• RECORDS FOR THE EXERCISE
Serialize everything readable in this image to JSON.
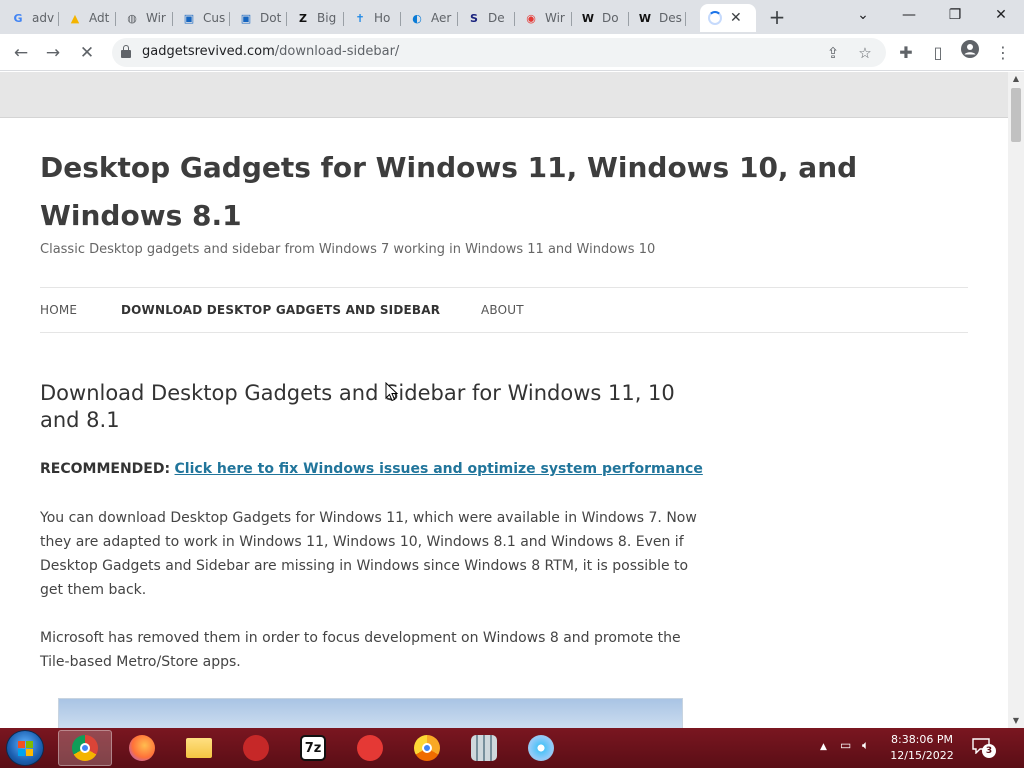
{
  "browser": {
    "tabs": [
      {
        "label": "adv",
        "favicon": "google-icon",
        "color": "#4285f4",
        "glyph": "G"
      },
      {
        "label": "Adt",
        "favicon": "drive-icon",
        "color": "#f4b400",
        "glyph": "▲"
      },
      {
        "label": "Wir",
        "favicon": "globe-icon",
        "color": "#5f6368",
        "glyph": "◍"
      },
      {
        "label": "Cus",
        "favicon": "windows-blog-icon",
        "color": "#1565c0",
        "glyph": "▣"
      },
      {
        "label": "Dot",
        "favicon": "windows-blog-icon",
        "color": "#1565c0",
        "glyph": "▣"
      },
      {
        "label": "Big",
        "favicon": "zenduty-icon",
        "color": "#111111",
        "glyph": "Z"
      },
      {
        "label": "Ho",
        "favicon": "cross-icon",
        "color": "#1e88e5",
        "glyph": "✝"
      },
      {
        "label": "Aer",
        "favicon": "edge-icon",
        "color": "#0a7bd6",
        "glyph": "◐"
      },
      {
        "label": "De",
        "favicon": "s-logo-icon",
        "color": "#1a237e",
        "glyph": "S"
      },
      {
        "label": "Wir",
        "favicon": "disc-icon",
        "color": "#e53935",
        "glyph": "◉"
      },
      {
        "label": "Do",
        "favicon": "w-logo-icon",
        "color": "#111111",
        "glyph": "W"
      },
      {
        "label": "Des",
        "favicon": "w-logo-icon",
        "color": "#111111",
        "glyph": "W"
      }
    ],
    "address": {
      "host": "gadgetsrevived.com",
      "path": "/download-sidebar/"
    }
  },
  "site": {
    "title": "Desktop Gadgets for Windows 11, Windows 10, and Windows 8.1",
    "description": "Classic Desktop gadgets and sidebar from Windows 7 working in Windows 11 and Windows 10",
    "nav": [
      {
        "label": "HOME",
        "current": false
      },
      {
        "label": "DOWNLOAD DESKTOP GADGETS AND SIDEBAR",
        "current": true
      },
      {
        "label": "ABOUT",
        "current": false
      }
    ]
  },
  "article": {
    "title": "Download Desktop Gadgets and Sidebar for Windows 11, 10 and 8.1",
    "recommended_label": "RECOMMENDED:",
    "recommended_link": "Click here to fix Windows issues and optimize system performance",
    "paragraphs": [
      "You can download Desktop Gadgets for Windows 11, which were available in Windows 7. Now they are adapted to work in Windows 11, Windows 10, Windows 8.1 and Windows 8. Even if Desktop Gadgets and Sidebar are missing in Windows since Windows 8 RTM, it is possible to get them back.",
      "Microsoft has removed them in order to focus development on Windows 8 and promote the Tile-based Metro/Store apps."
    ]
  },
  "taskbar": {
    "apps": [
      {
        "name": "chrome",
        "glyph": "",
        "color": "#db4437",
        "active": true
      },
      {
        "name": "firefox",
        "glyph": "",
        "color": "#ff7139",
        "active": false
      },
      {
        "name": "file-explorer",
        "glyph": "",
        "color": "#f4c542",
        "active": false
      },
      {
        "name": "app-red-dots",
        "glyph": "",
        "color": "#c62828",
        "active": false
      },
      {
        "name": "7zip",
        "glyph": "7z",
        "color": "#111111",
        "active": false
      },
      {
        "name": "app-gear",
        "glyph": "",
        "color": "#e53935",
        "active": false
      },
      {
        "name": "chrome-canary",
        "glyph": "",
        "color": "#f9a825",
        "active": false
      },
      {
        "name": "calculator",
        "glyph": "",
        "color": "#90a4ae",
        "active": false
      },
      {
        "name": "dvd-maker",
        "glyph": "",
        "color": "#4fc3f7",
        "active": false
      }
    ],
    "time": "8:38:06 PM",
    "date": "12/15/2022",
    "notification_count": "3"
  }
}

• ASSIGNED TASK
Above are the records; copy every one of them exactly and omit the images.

• RESPONSE TO THE TASK
Serialize everything readable in this image to JSON.
{
  "browser": {
    "tabs": [
      {
        "label": "adv",
        "favicon": "google-icon",
        "color": "#4285f4",
        "glyph": "G"
      },
      {
        "label": "Adt",
        "favicon": "drive-icon",
        "color": "#f4b400",
        "glyph": "▲"
      },
      {
        "label": "Wir",
        "favicon": "globe-icon",
        "color": "#5f6368",
        "glyph": "◍"
      },
      {
        "label": "Cus",
        "favicon": "windows-blog-icon",
        "color": "#1565c0",
        "glyph": "▣"
      },
      {
        "label": "Dot",
        "favicon": "windows-blog-icon",
        "color": "#1565c0",
        "glyph": "▣"
      },
      {
        "label": "Big",
        "favicon": "zenduty-icon",
        "color": "#111111",
        "glyph": "Z"
      },
      {
        "label": "Ho",
        "favicon": "cross-icon",
        "color": "#1e88e5",
        "glyph": "✝"
      },
      {
        "label": "Aer",
        "favicon": "edge-icon",
        "color": "#0a7bd6",
        "glyph": "◐"
      },
      {
        "label": "De",
        "favicon": "s-logo-icon",
        "color": "#1a237e",
        "glyph": "S"
      },
      {
        "label": "Wir",
        "favicon": "disc-icon",
        "color": "#e53935",
        "glyph": "◉"
      },
      {
        "label": "Do",
        "favicon": "w-logo-icon",
        "color": "#111111",
        "glyph": "W"
      },
      {
        "label": "Des",
        "favicon": "w-logo-icon",
        "color": "#111111",
        "glyph": "W"
      }
    ],
    "address": {
      "host": "gadgetsrevived.com",
      "path": "/download-sidebar/"
    }
  },
  "site": {
    "title": "Desktop Gadgets for Windows 11, Windows 10, and Windows 8.1",
    "description": "Classic Desktop gadgets and sidebar from Windows 7 working in Windows 11 and Windows 10",
    "nav": [
      {
        "label": "HOME",
        "current": false
      },
      {
        "label": "DOWNLOAD DESKTOP GADGETS AND SIDEBAR",
        "current": true
      },
      {
        "label": "ABOUT",
        "current": false
      }
    ]
  },
  "article": {
    "title": "Download Desktop Gadgets and Sidebar for Windows 11, 10 and 8.1",
    "recommended_label": "RECOMMENDED:",
    "recommended_link": "Click here to fix Windows issues and optimize system performance",
    "paragraphs": [
      "You can download Desktop Gadgets for Windows 11, which were available in Windows 7. Now they are adapted to work in Windows 11, Windows 10, Windows 8.1 and Windows 8. Even if Desktop Gadgets and Sidebar are missing in Windows since Windows 8 RTM, it is possible to get them back.",
      "Microsoft has removed them in order to focus development on Windows 8 and promote the Tile-based Metro/Store apps."
    ]
  },
  "taskbar": {
    "apps": [
      {
        "name": "chrome",
        "glyph": "",
        "color": "#db4437",
        "active": true
      },
      {
        "name": "firefox",
        "glyph": "",
        "color": "#ff7139",
        "active": false
      },
      {
        "name": "file-explorer",
        "glyph": "",
        "color": "#f4c542",
        "active": false
      },
      {
        "name": "app-red-dots",
        "glyph": "",
        "color": "#c62828",
        "active": false
      },
      {
        "name": "7zip",
        "glyph": "7z",
        "color": "#111111",
        "active": false
      },
      {
        "name": "app-gear",
        "glyph": "",
        "color": "#e53935",
        "active": false
      },
      {
        "name": "chrome-canary",
        "glyph": "",
        "color": "#f9a825",
        "active": false
      },
      {
        "name": "calculator",
        "glyph": "",
        "color": "#90a4ae",
        "active": false
      },
      {
        "name": "dvd-maker",
        "glyph": "",
        "color": "#4fc3f7",
        "active": false
      }
    ],
    "time": "8:38:06 PM",
    "date": "12/15/2022",
    "notification_count": "3"
  }
}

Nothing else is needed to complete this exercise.